» **Website and app data records**
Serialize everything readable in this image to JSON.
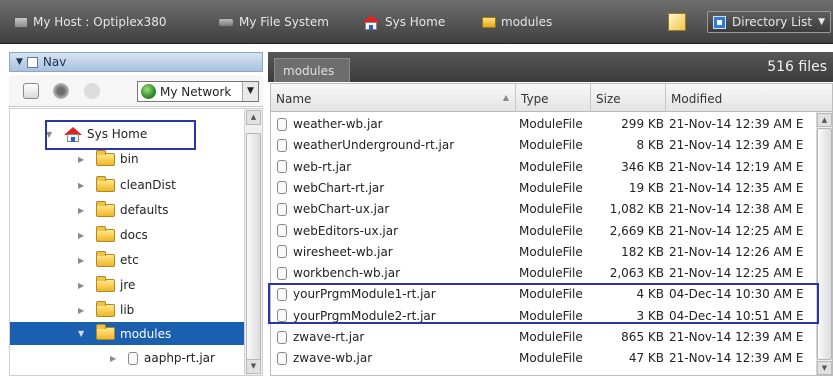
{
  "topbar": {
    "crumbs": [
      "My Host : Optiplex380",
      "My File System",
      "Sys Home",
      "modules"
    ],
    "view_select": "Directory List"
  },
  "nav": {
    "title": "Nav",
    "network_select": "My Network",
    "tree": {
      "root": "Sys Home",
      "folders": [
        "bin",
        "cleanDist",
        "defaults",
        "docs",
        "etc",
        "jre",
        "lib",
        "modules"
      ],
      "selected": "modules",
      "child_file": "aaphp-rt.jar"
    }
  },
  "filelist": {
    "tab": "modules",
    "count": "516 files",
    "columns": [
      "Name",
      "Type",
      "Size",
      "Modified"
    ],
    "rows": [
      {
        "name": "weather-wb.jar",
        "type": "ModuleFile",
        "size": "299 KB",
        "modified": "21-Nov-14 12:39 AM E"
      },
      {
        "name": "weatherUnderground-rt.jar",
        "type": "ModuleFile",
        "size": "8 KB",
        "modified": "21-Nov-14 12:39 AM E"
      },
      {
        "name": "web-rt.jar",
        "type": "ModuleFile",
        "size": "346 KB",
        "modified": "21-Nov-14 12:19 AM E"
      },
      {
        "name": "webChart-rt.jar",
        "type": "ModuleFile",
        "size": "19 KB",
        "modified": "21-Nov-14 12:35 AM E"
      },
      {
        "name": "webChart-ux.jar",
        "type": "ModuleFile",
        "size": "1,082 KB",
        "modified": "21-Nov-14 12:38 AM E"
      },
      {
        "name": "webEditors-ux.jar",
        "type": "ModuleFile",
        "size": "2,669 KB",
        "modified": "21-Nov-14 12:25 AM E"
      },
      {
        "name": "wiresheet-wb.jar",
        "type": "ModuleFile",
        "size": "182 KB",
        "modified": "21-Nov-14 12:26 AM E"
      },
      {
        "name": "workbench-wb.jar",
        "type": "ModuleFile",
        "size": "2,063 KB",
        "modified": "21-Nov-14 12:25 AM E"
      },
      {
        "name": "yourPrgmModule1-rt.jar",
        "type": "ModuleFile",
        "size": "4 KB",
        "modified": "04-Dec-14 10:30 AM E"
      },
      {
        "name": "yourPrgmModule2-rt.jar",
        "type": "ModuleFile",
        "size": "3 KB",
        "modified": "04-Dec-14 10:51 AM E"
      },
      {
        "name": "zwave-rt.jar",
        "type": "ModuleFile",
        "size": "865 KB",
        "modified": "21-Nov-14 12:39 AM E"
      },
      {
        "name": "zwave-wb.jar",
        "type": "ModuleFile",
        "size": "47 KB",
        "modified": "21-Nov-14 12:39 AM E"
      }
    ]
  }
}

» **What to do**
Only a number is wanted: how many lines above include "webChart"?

» **Task result**
2